Mathematical Patterns and Where to Find Them

by | Sep 1, 2021

Written by: David Lord

Mathematical patterns exist all around us, but they can remain unseen by the untrained eye. 

For example take this flower below:

Most people look at the sunflower radially and do not notice any specific pattern.  The seeds seem randomly placed, but there is a hidden pattern to it if we know where to look!  Try tracing out in a spiral, and you may be surprised by what you find!

Biologists have spent time counting the spirals and they found that they typically end in either 13, 21, 34, or 55.   However, a direct biological or physical cause has yet to be established.  

These numbers are part of the fabulous Fibonacci sequence of 1, 1, 2, 3, 5, 8, 13, 21, 34, 55 and so forth.  

Another natural example of hidden patterns was brought up by Elsa in the Frozen movie:

Fractals are never ending patterns that repeat with similar shapes with different scales.

The Koch Snowflake is a classic fractal that starts as an equilateral triangle.  Along each edge, another triangle is formed.  This continues indefinitely as you can below. 

Koch Snowflake Fractal

The endless Sierpinski-Triangle  Link:

Once you start noticing these patterns, you can start seeing them everywhere!   For example, students are often awestruck with the speed that I can solve some of the SAT questions.

Take the following question:

What is the area of the shaded region?

My instincts recommend that I should find the area of the Whole Square and subtract the areas of the 4 circles, or 122 – 4*32*𝜋  This is a common skill on the test where you will either need to find the area directly or by combining the areas of common shapes. 

What about this example? 

My initial instincts tell me that I should be able to use the same approach but it is not clear which areas that we need to subtract. By looking at where the circles intersect, I can draw the radii of the circles. 

Now it is obvious that we have an equilateral triangle and we have 3 sectors that we have to subtract from.  I can proceed and show the derivation of the work, but there is clearly one answer that fits the pattern! 

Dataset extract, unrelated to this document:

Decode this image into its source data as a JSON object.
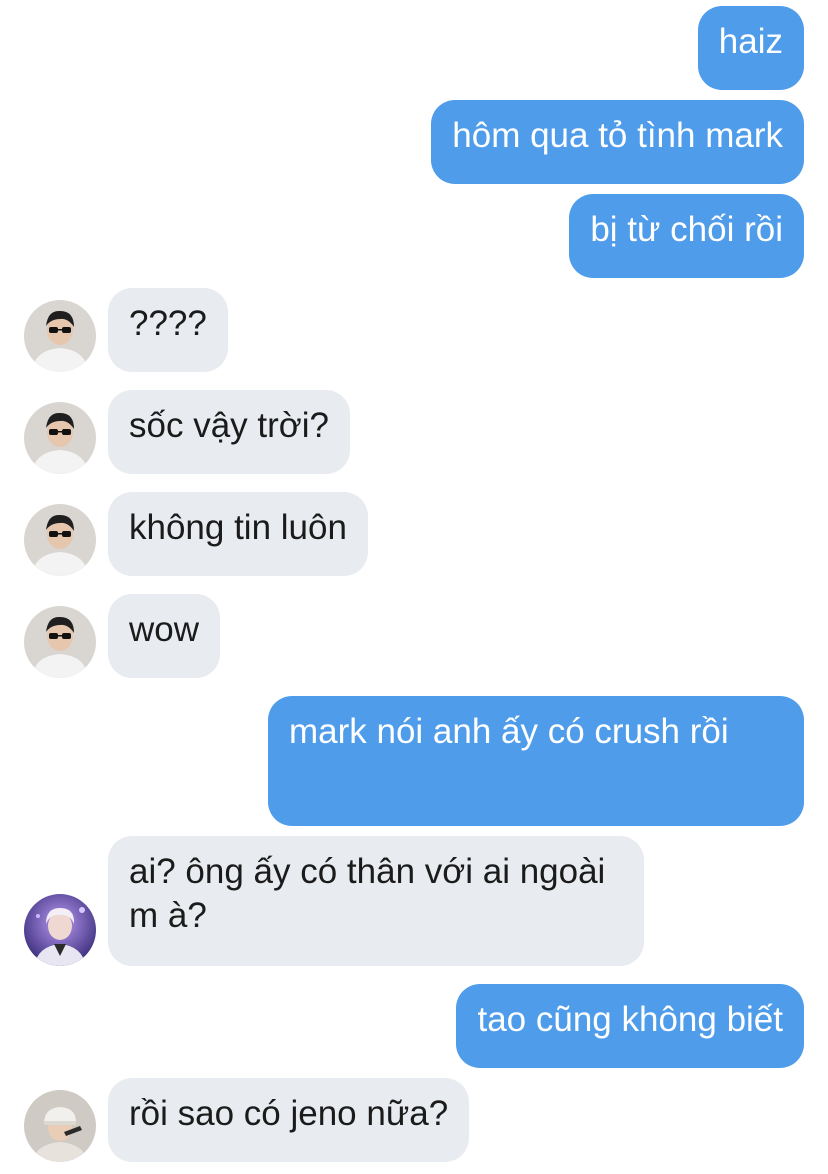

Since the area of the sector is a fraction of the whole circle, it means we should look for an answer choice that subtracts some value of 𝜋.   So the answer must be B

That saves a lot of work and time, but the crazy thing is that there is even a faster approach.  

We know that one of the circles has an area of 4𝜋 or 12.57.  If you look at the answer choices, we can approximate them as 

  1. 3.46
  2. 0.64
  3. 5.64
  4. 6.93

The area is less than an ¼ of the area of one circle so it must be B.

The point of this exercise is that while questions have a formulaic approach, I encourage my students to reexamine their work, and see if the solution makes sense.  If instead we had gotten D, I would know to double check my work, and look for a reason why I got an answer that is much bigger than expected.  Students who take this step and think critically about their answers, start identifying the many patterns on the SAT and ACT tests.  

Thank you for joining me on this journey and I hope that you found this to be a prime source of information.

David Lord

Director of Math and Science, mathophile and all around nerd.